(Data records for software interfaces)
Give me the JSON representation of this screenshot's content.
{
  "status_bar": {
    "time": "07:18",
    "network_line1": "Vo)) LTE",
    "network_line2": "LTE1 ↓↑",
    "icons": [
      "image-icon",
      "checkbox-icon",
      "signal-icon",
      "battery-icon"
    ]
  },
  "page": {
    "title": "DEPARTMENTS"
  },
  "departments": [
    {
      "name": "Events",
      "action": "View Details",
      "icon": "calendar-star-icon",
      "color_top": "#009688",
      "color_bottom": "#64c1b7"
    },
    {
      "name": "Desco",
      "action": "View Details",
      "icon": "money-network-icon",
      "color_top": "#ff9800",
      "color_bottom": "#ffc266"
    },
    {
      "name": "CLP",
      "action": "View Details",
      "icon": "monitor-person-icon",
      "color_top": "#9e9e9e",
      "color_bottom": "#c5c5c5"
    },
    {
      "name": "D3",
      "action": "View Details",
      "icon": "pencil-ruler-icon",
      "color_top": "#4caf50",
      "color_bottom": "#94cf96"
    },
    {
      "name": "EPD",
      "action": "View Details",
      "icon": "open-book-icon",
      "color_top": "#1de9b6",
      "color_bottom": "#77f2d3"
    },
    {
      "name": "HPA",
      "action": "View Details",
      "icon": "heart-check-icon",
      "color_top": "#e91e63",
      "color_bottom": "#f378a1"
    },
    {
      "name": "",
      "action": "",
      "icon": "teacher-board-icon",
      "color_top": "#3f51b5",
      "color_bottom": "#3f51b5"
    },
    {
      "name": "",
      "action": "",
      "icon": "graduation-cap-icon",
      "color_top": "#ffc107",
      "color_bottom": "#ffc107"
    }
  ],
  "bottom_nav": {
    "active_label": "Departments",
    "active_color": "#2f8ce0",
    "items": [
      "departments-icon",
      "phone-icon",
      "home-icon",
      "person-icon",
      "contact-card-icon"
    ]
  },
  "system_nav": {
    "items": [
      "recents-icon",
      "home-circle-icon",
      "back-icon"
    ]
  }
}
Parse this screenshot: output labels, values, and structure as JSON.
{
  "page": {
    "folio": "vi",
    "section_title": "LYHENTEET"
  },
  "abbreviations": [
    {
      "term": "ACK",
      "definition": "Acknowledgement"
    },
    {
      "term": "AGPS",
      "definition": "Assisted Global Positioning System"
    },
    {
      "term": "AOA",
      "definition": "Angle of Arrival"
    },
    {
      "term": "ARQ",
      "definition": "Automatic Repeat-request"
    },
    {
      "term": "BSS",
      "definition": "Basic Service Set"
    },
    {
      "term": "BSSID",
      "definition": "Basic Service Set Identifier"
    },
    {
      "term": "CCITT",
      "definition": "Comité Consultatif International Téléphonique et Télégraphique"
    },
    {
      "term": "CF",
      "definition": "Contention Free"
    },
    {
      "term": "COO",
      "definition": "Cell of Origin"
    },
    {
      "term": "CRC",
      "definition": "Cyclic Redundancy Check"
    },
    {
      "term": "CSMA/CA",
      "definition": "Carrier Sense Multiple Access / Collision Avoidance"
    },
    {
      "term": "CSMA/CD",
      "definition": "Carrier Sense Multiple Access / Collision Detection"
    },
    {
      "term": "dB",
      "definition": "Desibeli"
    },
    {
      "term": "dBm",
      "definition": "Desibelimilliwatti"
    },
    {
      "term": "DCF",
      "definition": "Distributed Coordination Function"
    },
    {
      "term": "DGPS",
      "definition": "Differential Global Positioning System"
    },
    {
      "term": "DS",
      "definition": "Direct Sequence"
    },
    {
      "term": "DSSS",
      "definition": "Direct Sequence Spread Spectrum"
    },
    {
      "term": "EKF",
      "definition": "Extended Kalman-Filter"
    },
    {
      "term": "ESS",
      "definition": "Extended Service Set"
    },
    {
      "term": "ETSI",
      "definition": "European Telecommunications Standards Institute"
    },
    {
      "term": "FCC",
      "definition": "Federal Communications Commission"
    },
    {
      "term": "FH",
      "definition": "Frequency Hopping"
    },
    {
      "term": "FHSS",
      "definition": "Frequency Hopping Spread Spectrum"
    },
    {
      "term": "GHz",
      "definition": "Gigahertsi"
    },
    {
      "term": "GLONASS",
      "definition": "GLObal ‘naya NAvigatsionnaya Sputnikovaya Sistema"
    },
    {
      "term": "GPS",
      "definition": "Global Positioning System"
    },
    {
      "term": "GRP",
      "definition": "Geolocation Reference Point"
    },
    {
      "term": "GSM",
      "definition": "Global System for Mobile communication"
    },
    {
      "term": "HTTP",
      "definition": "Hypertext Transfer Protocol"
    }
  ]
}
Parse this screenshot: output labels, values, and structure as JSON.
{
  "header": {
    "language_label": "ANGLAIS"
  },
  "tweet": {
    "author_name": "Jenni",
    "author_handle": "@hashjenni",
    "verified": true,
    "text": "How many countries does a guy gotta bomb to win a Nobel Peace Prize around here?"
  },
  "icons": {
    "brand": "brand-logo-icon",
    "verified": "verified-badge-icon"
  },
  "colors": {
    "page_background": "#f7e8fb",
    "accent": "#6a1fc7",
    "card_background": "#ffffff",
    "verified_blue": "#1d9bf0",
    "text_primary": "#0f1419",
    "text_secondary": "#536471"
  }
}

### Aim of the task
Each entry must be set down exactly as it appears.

### Exercise solution
Give me the JSON representation of this screenshot's content.
{
  "status_bar": {
    "time": "07:18",
    "network_line1": "Vo)) LTE",
    "network_line2": "LTE1 ↓↑",
    "icons": [
      "image-icon",
      "checkbox-icon",
      "signal-icon",
      "battery-icon"
    ]
  },
  "page": {
    "title": "DEPARTMENTS"
  },
  "departments": [
    {
      "name": "Events",
      "action": "View Details",
      "icon": "calendar-star-icon",
      "color_top": "#009688",
      "color_bottom": "#64c1b7"
    },
    {
      "name": "Desco",
      "action": "View Details",
      "icon": "money-network-icon",
      "color_top": "#ff9800",
      "color_bottom": "#ffc266"
    },
    {
      "name": "CLP",
      "action": "View Details",
      "icon": "monitor-person-icon",
      "color_top": "#9e9e9e",
      "color_bottom": "#c5c5c5"
    },
    {
      "name": "D3",
      "action": "View Details",
      "icon": "pencil-ruler-icon",
      "color_top": "#4caf50",
      "color_bottom": "#94cf96"
    },
    {
      "name": "EPD",
      "action": "View Details",
      "icon": "open-book-icon",
      "color_top": "#1de9b6",
      "color_bottom": "#77f2d3"
    },
    {
      "name": "HPA",
      "action": "View Details",
      "icon": "heart-check-icon",
      "color_top": "#e91e63",
      "color_bottom": "#f378a1"
    },
    {
      "name": "",
      "action": "",
      "icon": "teacher-board-icon",
      "color_top": "#3f51b5",
      "color_bottom": "#3f51b5"
    },
    {
      "name": "",
      "action": "",
      "icon": "graduation-cap-icon",
      "color_top": "#ffc107",
      "color_bottom": "#ffc107"
    }
  ],
  "bottom_nav": {
    "active_label": "Departments",
    "active_color": "#2f8ce0",
    "items": [
      "departments-icon",
      "phone-icon",
      "home-icon",
      "person-icon",
      "contact-card-icon"
    ]
  },
  "system_nav": {
    "items": [
      "recents-icon",
      "home-circle-icon",
      "back-icon"
    ]
  }
}
Parse this screenshot: output labels, values, and structure as JSON.
{
  "page": {
    "folio": "vi",
    "section_title": "LYHENTEET"
  },
  "abbreviations": [
    {
      "term": "ACK",
      "definition": "Acknowledgement"
    },
    {
      "term": "AGPS",
      "definition": "Assisted Global Positioning System"
    },
    {
      "term": "AOA",
      "definition": "Angle of Arrival"
    },
    {
      "term": "ARQ",
      "definition": "Automatic Repeat-request"
    },
    {
      "term": "BSS",
      "definition": "Basic Service Set"
    },
    {
      "term": "BSSID",
      "definition": "Basic Service Set Identifier"
    },
    {
      "term": "CCITT",
      "definition": "Comité Consultatif International Téléphonique et Télégraphique"
    },
    {
      "term": "CF",
      "definition": "Contention Free"
    },
    {
      "term": "COO",
      "definition": "Cell of Origin"
    },
    {
      "term": "CRC",
      "definition": "Cyclic Redundancy Check"
    },
    {
      "term": "CSMA/CA",
      "definition": "Carrier Sense Multiple Access / Collision Avoidance"
    },
    {
      "term": "CSMA/CD",
      "definition": "Carrier Sense Multiple Access / Collision Detection"
    },
    {
      "term": "dB",
      "definition": "Desibeli"
    },
    {
      "term": "dBm",
      "definition": "Desibelimilliwatti"
    },
    {
      "term": "DCF",
      "definition": "Distributed Coordination Function"
    },
    {
      "term": "DGPS",
      "definition": "Differential Global Positioning System"
    },
    {
      "term": "DS",
      "definition": "Direct Sequence"
    },
    {
      "term": "DSSS",
      "definition": "Direct Sequence Spread Spectrum"
    },
    {
      "term": "EKF",
      "definition": "Extended Kalman-Filter"
    },
    {
      "term": "ESS",
      "definition": "Extended Service Set"
    },
    {
      "term": "ETSI",
      "definition": "European Telecommunications Standards Institute"
    },
    {
      "term": "FCC",
      "definition": "Federal Communications Commission"
    },
    {
      "term": "FH",
      "definition": "Frequency Hopping"
    },
    {
      "term": "FHSS",
      "definition": "Frequency Hopping Spread Spectrum"
    },
    {
      "term": "GHz",
      "definition": "Gigahertsi"
    },
    {
      "term": "GLONASS",
      "definition": "GLObal ‘naya NAvigatsionnaya Sputnikovaya Sistema"
    },
    {
      "term": "GPS",
      "definition": "Global Positioning System"
    },
    {
      "term": "GRP",
      "definition": "Geolocation Reference Point"
    },
    {
      "term": "GSM",
      "definition": "Global System for Mobile communication"
    },
    {
      "term": "HTTP",
      "definition": "Hypertext Transfer Protocol"
    }
  ]
}
Parse this screenshot: output labels, values, and structure as JSON.
{
  "header": {
    "language_label": "ANGLAIS"
  },
  "tweet": {
    "author_name": "Jenni",
    "author_handle": "@hashjenni",
    "verified": true,
    "text": "How many countries does a guy gotta bomb to win a Nobel Peace Prize around here?"
  },
  "icons": {
    "brand": "brand-logo-icon",
    "verified": "verified-badge-icon"
  },
  "colors": {
    "page_background": "#f7e8fb",
    "accent": "#6a1fc7",
    "card_background": "#ffffff",
    "verified_blue": "#1d9bf0",
    "text_primary": "#0f1419",
    "text_secondary": "#536471"
  }
}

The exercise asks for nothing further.